(Entries from a dataset of interfaces)
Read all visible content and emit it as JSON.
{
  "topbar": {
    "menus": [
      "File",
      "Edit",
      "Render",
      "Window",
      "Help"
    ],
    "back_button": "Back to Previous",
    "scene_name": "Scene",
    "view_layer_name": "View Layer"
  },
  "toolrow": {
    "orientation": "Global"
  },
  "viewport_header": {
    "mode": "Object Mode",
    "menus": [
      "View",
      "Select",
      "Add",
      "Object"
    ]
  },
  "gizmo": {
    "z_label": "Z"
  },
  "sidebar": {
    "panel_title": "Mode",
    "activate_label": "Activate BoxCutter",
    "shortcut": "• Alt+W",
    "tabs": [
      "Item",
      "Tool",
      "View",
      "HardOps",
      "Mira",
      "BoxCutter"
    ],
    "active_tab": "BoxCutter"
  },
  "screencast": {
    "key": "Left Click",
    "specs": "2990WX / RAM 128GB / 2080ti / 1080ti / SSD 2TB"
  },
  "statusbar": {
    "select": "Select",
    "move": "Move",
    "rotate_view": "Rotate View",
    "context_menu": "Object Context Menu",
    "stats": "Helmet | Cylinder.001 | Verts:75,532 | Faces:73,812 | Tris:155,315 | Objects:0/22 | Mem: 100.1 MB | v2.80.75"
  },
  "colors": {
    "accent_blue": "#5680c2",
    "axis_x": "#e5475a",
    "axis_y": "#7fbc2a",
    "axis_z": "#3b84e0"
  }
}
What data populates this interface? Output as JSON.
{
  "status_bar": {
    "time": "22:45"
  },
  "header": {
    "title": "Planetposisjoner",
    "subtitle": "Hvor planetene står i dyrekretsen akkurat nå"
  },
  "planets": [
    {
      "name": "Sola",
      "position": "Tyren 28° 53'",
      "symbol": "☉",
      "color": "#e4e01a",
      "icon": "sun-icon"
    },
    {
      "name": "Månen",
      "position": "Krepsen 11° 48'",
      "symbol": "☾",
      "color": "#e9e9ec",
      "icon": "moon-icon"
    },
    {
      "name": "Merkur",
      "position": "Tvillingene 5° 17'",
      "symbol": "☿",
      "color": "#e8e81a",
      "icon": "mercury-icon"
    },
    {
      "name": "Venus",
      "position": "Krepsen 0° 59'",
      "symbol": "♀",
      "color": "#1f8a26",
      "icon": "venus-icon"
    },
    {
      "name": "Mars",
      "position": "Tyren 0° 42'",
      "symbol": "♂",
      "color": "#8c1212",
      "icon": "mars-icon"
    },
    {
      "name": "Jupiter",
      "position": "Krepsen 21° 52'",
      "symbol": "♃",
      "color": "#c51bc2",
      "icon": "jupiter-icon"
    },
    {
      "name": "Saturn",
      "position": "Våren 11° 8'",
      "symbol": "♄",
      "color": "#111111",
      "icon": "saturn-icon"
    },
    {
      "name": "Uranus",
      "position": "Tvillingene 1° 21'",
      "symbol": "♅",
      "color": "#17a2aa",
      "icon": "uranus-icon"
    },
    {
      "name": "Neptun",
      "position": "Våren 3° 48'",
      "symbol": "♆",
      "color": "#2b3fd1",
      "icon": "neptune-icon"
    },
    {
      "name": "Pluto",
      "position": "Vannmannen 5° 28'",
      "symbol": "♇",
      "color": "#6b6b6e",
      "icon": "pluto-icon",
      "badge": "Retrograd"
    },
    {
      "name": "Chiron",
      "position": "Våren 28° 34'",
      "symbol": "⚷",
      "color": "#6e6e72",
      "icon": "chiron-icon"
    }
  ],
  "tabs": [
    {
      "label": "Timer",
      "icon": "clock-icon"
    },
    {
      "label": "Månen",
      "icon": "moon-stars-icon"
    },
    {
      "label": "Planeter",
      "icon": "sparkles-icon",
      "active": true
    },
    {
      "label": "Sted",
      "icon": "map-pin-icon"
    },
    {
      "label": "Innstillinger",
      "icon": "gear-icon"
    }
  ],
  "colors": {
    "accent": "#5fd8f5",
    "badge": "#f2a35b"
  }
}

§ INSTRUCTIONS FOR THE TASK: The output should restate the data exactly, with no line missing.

§ RESPONSE FOR THIS EXERCISE:
Read all visible content and emit it as JSON.
{
  "topbar": {
    "menus": [
      "File",
      "Edit",
      "Render",
      "Window",
      "Help"
    ],
    "back_button": "Back to Previous",
    "scene_name": "Scene",
    "view_layer_name": "View Layer"
  },
  "toolrow": {
    "orientation": "Global"
  },
  "viewport_header": {
    "mode": "Object Mode",
    "menus": [
      "View",
      "Select",
      "Add",
      "Object"
    ]
  },
  "gizmo": {
    "z_label": "Z"
  },
  "sidebar": {
    "panel_title": "Mode",
    "activate_label": "Activate BoxCutter",
    "shortcut": "• Alt+W",
    "tabs": [
      "Item",
      "Tool",
      "View",
      "HardOps",
      "Mira",
      "BoxCutter"
    ],
    "active_tab": "BoxCutter"
  },
  "screencast": {
    "key": "Left Click",
    "specs": "2990WX / RAM 128GB / 2080ti / 1080ti / SSD 2TB"
  },
  "statusbar": {
    "select": "Select",
    "move": "Move",
    "rotate_view": "Rotate View",
    "context_menu": "Object Context Menu",
    "stats": "Helmet | Cylinder.001 | Verts:75,532 | Faces:73,812 | Tris:155,315 | Objects:0/22 | Mem: 100.1 MB | v2.80.75"
  },
  "colors": {
    "accent_blue": "#5680c2",
    "axis_x": "#e5475a",
    "axis_y": "#7fbc2a",
    "axis_z": "#3b84e0"
  }
}
What data populates this interface? Output as JSON.
{
  "status_bar": {
    "time": "22:45"
  },
  "header": {
    "title": "Planetposisjoner",
    "subtitle": "Hvor planetene står i dyrekretsen akkurat nå"
  },
  "planets": [
    {
      "name": "Sola",
      "position": "Tyren 28° 53'",
      "symbol": "☉",
      "color": "#e4e01a",
      "icon": "sun-icon"
    },
    {
      "name": "Månen",
      "position": "Krepsen 11° 48'",
      "symbol": "☾",
      "color": "#e9e9ec",
      "icon": "moon-icon"
    },
    {
      "name": "Merkur",
      "position": "Tvillingene 5° 17'",
      "symbol": "☿",
      "color": "#e8e81a",
      "icon": "mercury-icon"
    },
    {
      "name": "Venus",
      "position": "Krepsen 0° 59'",
      "symbol": "♀",
      "color": "#1f8a26",
      "icon": "venus-icon"
    },
    {
      "name": "Mars",
      "position": "Tyren 0° 42'",
      "symbol": "♂",
      "color": "#8c1212",
      "icon": "mars-icon"
    },
    {
      "name": "Jupiter",
      "position": "Krepsen 21° 52'",
      "symbol": "♃",
      "color": "#c51bc2",
      "icon": "jupiter-icon"
    },
    {
      "name": "Saturn",
      "position": "Våren 11° 8'",
      "symbol": "♄",
      "color": "#111111",
      "icon": "saturn-icon"
    },
    {
      "name": "Uranus",
      "position": "Tvillingene 1° 21'",
      "symbol": "♅",
      "color": "#17a2aa",
      "icon": "uranus-icon"
    },
    {
      "name": "Neptun",
      "position": "Våren 3° 48'",
      "symbol": "♆",
      "color": "#2b3fd1",
      "icon": "neptune-icon"
    },
    {
      "name": "Pluto",
      "position": "Vannmannen 5° 28'",
      "symbol": "♇",
      "color": "#6b6b6e",
      "icon": "pluto-icon",
      "badge": "Retrograd"
    },
    {
      "name": "Chiron",
      "position": "Våren 28° 34'",
      "symbol": "⚷",
      "color": "#6e6e72",
      "icon": "chiron-icon"
    }
  ],
  "tabs": [
    {
      "label": "Timer",
      "icon": "clock-icon"
    },
    {
      "label": "Månen",
      "icon": "moon-stars-icon"
    },
    {
      "label": "Planeter",
      "icon": "sparkles-icon",
      "active": true
    },
    {
      "label": "Sted",
      "icon": "map-pin-icon"
    },
    {
      "label": "Innstillinger",
      "icon": "gear-icon"
    }
  ],
  "colors": {
    "accent": "#5fd8f5",
    "badge": "#f2a35b"
  }
}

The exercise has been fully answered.